The 2021 Budgetary Planning Report prepared by the Parliamentary Budget Office (PBO) is devoted to analysing the 2021 Economic and Financial Document (EFD) and elaborates on the substance of the parliamentary hearing held by the Chairman, Giuseppe Pisauro, on 21 April as part of the preliminary examination of the EFD by the Budget Committees of the Chamber and the Senate.
The Report is divided into two chapters, the first of which is dedicated to an analysis of the macroeconomic scenario and the forecasts underlying the EFD for the 2021-2024 period. In accordance with the procedure provided for in the framework agreement with the Ministry for the Economy and Finance (MEF) and with the support of the panel of independent forecasters consisting of CER, Oxford Economics, Prometeia and REF.ricerche, the PBO assessed the macroeconomic scenarios published in the EFD for the four-year forecasting period, ultimately endorsing them.
The rate of real GDP growth this year is lower than the median forecast of the panel, while it is close to the upper bound in 2022, thus representing a risk for the forecast in the EFD. Comparing the MEF’s policy macroeconomic scenario with projections recently issued by leading institutional and private forecasters, the EFD’s macroeconomic scenario is also acceptable, albeit ambitious for the next few years. The macroeconomic scenario for Italy nevertheless remains exposed to various factors of uncertainty, primarily attributable to the evolution of the pandemic and the success of vaccination campaigns in Italy and the rest of the world.
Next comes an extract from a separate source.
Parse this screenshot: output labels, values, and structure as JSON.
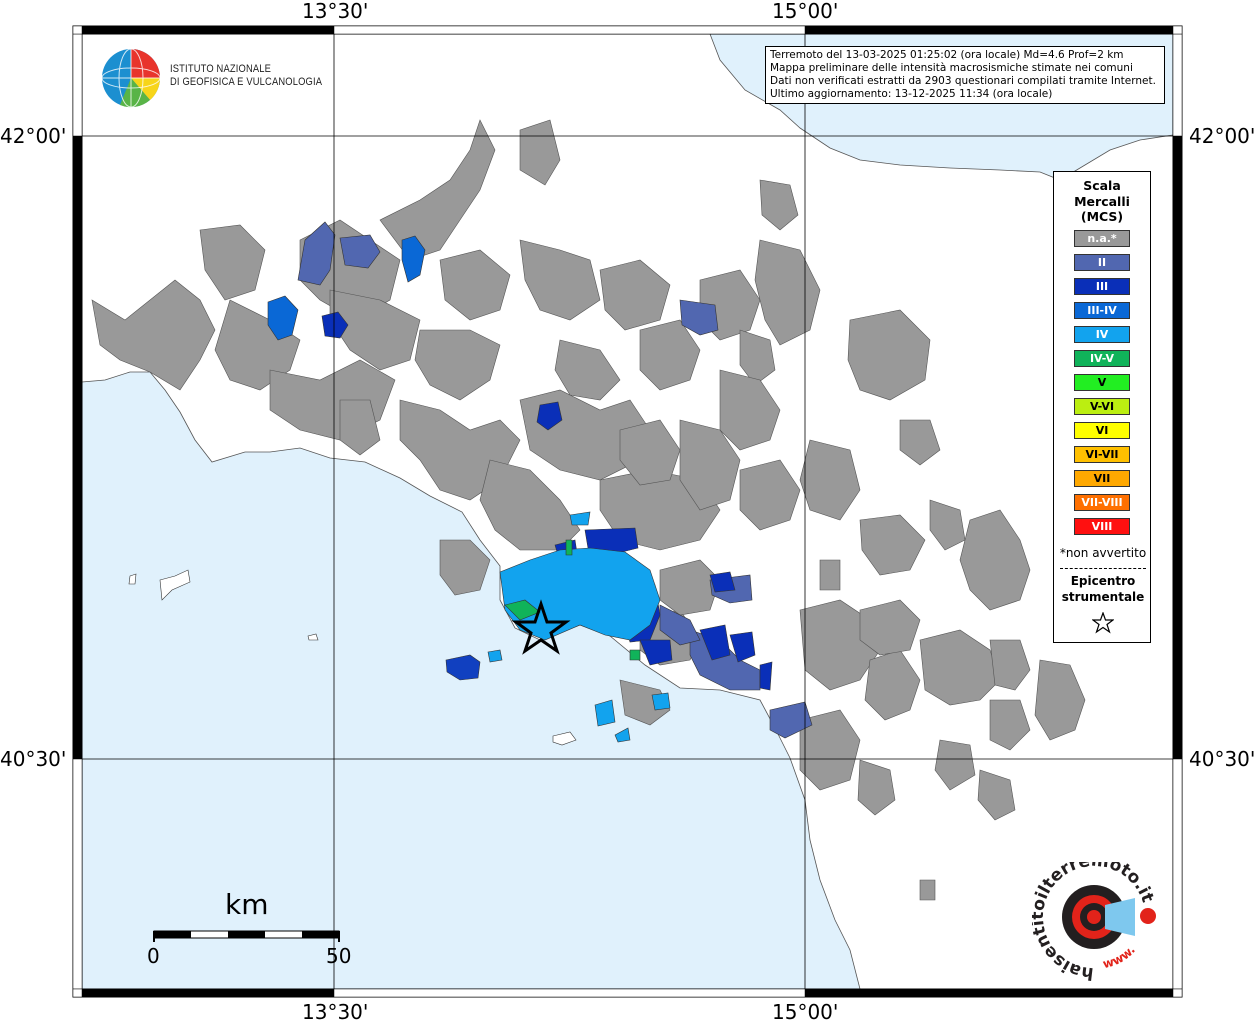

The risk factors are varied and mainly on the downside, both in the short and medium/long term.
The second chapter of the Report is dedicated to an analysis of the trend and policy scenario for the public finances set out in the EFD, of the information provided in the National Recovery and Resilience Plan (NRRP) in the version presented by the Government to Parliament on April 26 and subsequently submitted to the European Commission, and of the policy scenario for developments in the public debt.
Compared with the trend scenario, the public finance policy scenario outlined in the EFD points to a deterioration in the public finance balances for the 2021-2023 period, with net borrowing of 11.8, 5.9 and 4.3 per cent of GDP in 2021, 2022 and 2023 respectively, before returning to the trend level (3.4 per cent) in 2024. The policy public finance scenario updated in the EFD also revises the objectives with respect to those indicated last autumn: the return of the deficit to 3 per cent of GDP slips from 2023 to 2025 and the path towards the MTO is recalibrated to bring the debt/GDP ratio back to the pre-crisis level (134.6 per cent) by the end of the decade.
The factors explaining the differences between the policy public finance scenario and the trend figures include the revision of the NRRP and the addition of national resources. As anticipated at the hearing of the Minister for the Economy and Finance on 8 March 2021, the new version of the NRRP maintains the basic approach of the proposal presented by the previous Government, but addresses several important aspects more comprehensively, incorporates some of the guidelines that emerged from the parliamentary examination of the proposed measures and takes account of information that has become available in recent months.
The overall resources envisaged in the final version of the NRRP have been increased. The total value of the projects included in the Plan increases by over €11 billion compared with the previous version (if we also consider the €14.4 billion in excess spending proposed in that version) to about €236 billion, enabling an increase, in absolute value, in the resources appropriated for virtually all of the planned programmes. Within this total amount, additional resources have been increased by €44.5 billion compared with the Plan proposed last January. This increase is equal to the sum of the €31 billion of national resources connected with the complementary investment fund and the €13.5 billion of RRF lending transformed from replacement loans into additional loans. The final version of the Plan is also places a greater emphasis on structural reforms, identifying two areas in particular – public administration and justice – as candidates for far-reaching reforms that are expected to have a significant impact on the economic, administrative and social structure of the country. The NRRP focuses on the objectives, the tools for implementation and the timing of these “horizontal” reforms. These are ambitious and complex projects, which at the moment are only sketched out at the conceptual level and whose more detailed definition will require a substantial body of implementing legislation that will have to be introduced on a tight timetable.
It should also be noted that the final version of the NRRP has added information concerning the governance of the Plan itself. The structure for the implementation of the NRP is divided into three levels: effective management of the various interventions by central government, regions and local authorities; centralised operational coordination by a dedicated unit established at the MEF; and the establishment of a steering committee at the Presidency of the Council of Ministers to exercise high-level political authority. Finally, the implementation of the NRRP will be accompanied by a constant flow of information for the various stakeholders, including the general public, to be disseminated through a special portal.